Moldova’s central bank, the National Bank of Moldova (BNM), made the second deep 3 percentage point (pp) rate cut this year on March 20, bringing the refinancing rate down to 14% from 20% within a couple of months.
Consumer price inflation dropped from nearly 35% y/y in October to under 25% y/y in February and the BNM expects it to drop down to 6.6% by the end of the year.
February inflation was 1pp above the BNM’s expectations, which, however, did not prevent the second aggressive rate cut, mainly because the deviation was explained by administrated prices as opposed to CORE inflation.
The rapid interest rate adjustment took place amid the background of disappointing Q4 GDP figures: the country’s economy faces a double-digit contraction for the second consecutive quarter.
A major underlying factor for both inflation and the economic contraction is the domestic demand that has particularly weakened. Both private consumption and the aggregated wages in the country contracted by over 10% y/y in Q4.
Subdued demand will remain a significant driver for inflation in the coming quarters, but will not be the only one. The BNM cited sluggish external demand, base effects and moderate energy prices globally among other drivers.
The last two rate cuts had an asymmetric impact on the interest rates in Moldova – deposit interest rates decreased, as expected, but loan interest rates increased marginally.
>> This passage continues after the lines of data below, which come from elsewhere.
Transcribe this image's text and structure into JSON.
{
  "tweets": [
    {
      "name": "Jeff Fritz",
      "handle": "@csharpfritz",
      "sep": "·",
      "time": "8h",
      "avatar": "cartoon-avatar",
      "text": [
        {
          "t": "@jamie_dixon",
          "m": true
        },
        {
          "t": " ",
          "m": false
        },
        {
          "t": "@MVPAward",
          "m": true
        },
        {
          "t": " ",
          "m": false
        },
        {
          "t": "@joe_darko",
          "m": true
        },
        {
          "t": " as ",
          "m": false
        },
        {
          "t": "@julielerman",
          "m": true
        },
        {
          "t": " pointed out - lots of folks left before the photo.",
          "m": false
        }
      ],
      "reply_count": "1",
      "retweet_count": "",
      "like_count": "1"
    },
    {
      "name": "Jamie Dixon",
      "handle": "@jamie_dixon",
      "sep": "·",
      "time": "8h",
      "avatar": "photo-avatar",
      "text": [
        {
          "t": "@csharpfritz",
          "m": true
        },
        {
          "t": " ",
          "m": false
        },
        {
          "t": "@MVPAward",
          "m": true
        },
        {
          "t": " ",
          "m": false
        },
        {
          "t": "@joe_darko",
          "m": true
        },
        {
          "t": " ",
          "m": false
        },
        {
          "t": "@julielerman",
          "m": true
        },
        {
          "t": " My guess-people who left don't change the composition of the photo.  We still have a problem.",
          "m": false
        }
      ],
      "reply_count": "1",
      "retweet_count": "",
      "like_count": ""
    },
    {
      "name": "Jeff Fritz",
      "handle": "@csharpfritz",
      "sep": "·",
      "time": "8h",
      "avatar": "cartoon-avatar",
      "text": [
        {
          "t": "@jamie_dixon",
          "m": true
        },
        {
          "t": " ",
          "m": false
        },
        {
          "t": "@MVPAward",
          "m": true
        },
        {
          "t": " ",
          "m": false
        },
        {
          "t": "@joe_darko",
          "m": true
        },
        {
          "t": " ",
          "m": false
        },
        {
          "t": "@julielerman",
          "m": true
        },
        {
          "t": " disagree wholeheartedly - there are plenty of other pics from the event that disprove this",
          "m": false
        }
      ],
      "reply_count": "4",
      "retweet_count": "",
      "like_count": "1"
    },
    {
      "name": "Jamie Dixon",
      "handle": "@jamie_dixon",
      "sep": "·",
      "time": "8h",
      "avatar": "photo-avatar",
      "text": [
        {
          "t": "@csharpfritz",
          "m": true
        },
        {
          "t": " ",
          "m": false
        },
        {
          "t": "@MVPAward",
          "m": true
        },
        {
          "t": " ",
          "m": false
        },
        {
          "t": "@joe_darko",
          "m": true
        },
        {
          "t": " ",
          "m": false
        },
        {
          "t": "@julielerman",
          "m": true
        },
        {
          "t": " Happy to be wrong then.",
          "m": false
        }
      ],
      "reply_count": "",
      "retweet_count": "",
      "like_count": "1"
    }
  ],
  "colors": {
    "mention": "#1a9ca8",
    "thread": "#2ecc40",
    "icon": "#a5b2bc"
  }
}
The weighted average rate on deposits was 11.1% in February 2023, 1.94pp less compared to January 2023, while the average loan interest rate was 14.34%, 0.08pp more compared to January.